FORSYTH COUNTY --In a room piping with people in purple, pictures of two young south Forsyth brothers and their mother who were shot to death by her boyfriend appeared on the projector.
Rebecca Manning, her 8- and 9-year-old sons, Jared and Jacob Smith, and the names of two other women, Sharon Wilkins and Nicole Thomas, put names and faces to statistics that show domestic violence is too common.
They and the three women who die every day at the hands of domestic violence are the reason places like Forsyth County Family Haven Inc. exist. The nonprofit domestic violence shelter raised $11,000 at its second annual Purple Purpose Luncheon at The Metropolitan Club in Alpharetta Wednesday.
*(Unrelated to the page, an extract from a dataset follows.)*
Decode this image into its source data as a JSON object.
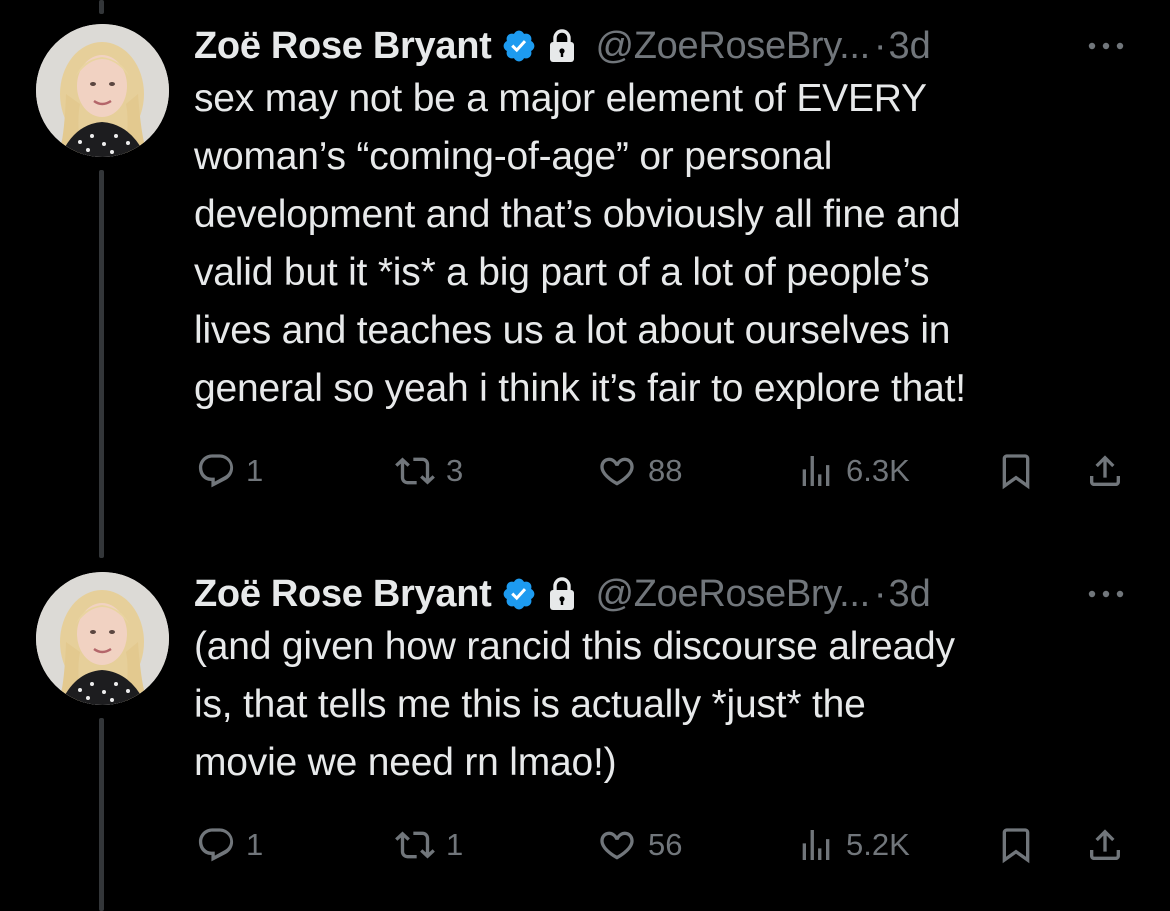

Family Haven, which has been in Forsyth County since 1989, uses 86 percent of every donated dollar directly for serving victims and families. Services include a 24-hour crisis line, a 27-bed shelter for women and children, free counseling and support groups, 12-month housing plans, legal advocacy and bilingual services.
The event welcomed people from all over the community to honor survivors of domestic abuse.
“I wish I knew about Family Haven 30 years ago,” said Aurea McGarry, the luncheon’s keynote speaker.
She spoke about her seven years of abuse she faced while being married to a pastor’s son before becoming not a survivor, but what she calls a “sur-thriver.”
“God doesn’t have grandchildren,” she said. “You’re not a Christian because your parents are. I couldn’t look at another man. I couldn’t have a male doctor. He didn’t want me to have a job … I kept thinking I could fix him. That he’d get nicer as soon as he gets to know me.”
She soon realized you cannot change people.
“The verbal abuse took longer to get over than the one black eye I got,” she said.
She said she was stuck because she had no money to support her and her 4-year-old daughter if she were to leave.
Though her story is her own, one in four women will experience domestic violence in her lifetime, according to information provided by Family Haven. Verbal and financial abuse is often harder to escape because the victim feels trapped.
That does not mean physical abuse is better.
About 20 people per minute in the United States are physically abused by their intimate partner.
Georgia ranks ninth in the nation for its rate of men killing women and has the country’s highest rate of teen dating violence.
McGarry became a Mary Kay saleswoman in the hopes of winning a car through an employee program.
Six months later, she was making her own money and had her own car parked in the driveway.
Her husband came home one day, screaming at her about a window sill not being finished.
“Kids really do take after what you do, not what you say,” she said, “and I needed to show my daughter that was not love.”
After two years and a restraining order, McGarry said she wanted to laugh again.
That’s when she met her Prince Charming. Brian McGarry sat next to her the whole luncheon as she laughed and talked to a table of purple-clad women – the color represents October’s National Domestic Violence Awareness Month.
“He hasn’t raised his voice at me once,” Aurea McGarry said.
Her mother died two months after they met, and he was by her side the entire time.
When she was diagnosed with cancer, it took a year and a half to find the right doctor.
“I would be dead right now if I had stayed with my ex-husband,” she said. “Not even necessarily from the abuse. [Brian] wouldn’t let me stop going to doctors until we found out what was wrong with my chest pains. You think my ex would have done that for me?”
She had to get surgery on her vocal cords and was told she would never talk again.
McGarry has been cancer-free since 2000 and has made it her mission to tell her story to anyone who will listen.
“We’re going to be married 20 years this Valentine’s Day,” she said. “There is hope and love after domestic violence.”